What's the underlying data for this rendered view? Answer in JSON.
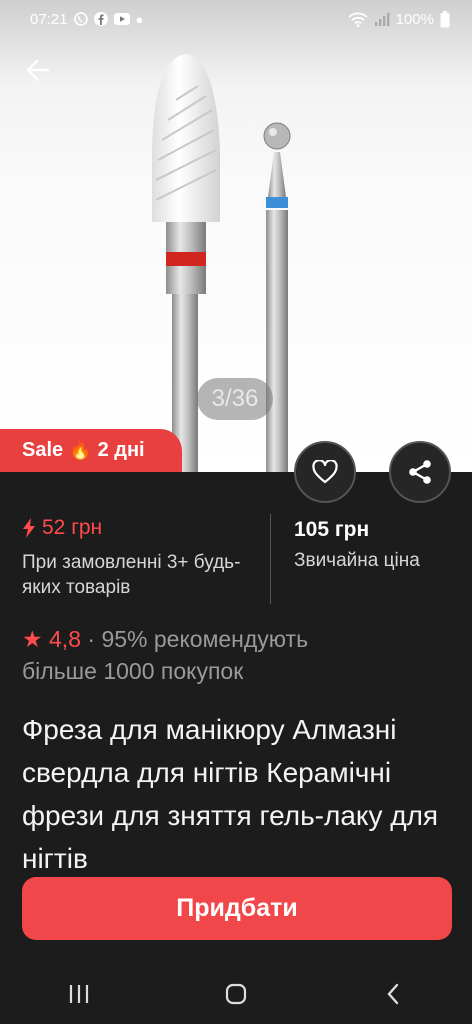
{
  "status": {
    "time": "07:21",
    "battery": "100%",
    "app_icons": [
      "viber-icon",
      "facebook-icon",
      "youtube-icon"
    ]
  },
  "gallery": {
    "counter": "3/36"
  },
  "sale": {
    "label": "Sale",
    "emoji": "🔥",
    "duration": "2 дні"
  },
  "price": {
    "sale_price": "52 грн",
    "sale_note": "При замовленні 3+ будь-яких товарів",
    "regular_price": "105 грн",
    "regular_label": "Звичайна ціна"
  },
  "rating": {
    "value": "4,8",
    "separator": "·",
    "recommend": "95% рекомендують",
    "buyers": "більше 1000 покупок"
  },
  "product": {
    "title": "Фреза для манікюру Алмазні свердла для нігтів Керамічні фрези для зняття гель-лаку для нігтів"
  },
  "actions": {
    "buy_label": "Придбати"
  },
  "colors": {
    "accent": "#f2474a",
    "price_red": "#ff4b4b",
    "background": "#1c1c1c"
  }
}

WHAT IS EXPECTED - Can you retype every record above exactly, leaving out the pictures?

WRITTEN RESPONSE -
What's the underlying data for this rendered view? Answer in JSON.
{
  "status": {
    "time": "07:21",
    "battery": "100%",
    "app_icons": [
      "viber-icon",
      "facebook-icon",
      "youtube-icon"
    ]
  },
  "gallery": {
    "counter": "3/36"
  },
  "sale": {
    "label": "Sale",
    "emoji": "🔥",
    "duration": "2 дні"
  },
  "price": {
    "sale_price": "52 грн",
    "sale_note": "При замовленні 3+ будь-яких товарів",
    "regular_price": "105 грн",
    "regular_label": "Звичайна ціна"
  },
  "rating": {
    "value": "4,8",
    "separator": "·",
    "recommend": "95% рекомендують",
    "buyers": "більше 1000 покупок"
  },
  "product": {
    "title": "Фреза для манікюру Алмазні свердла для нігтів Керамічні фрези для зняття гель-лаку для нігтів"
  },
  "actions": {
    "buy_label": "Придбати"
  },
  "colors": {
    "accent": "#f2474a",
    "price_red": "#ff4b4b",
    "background": "#1c1c1c"
  }
}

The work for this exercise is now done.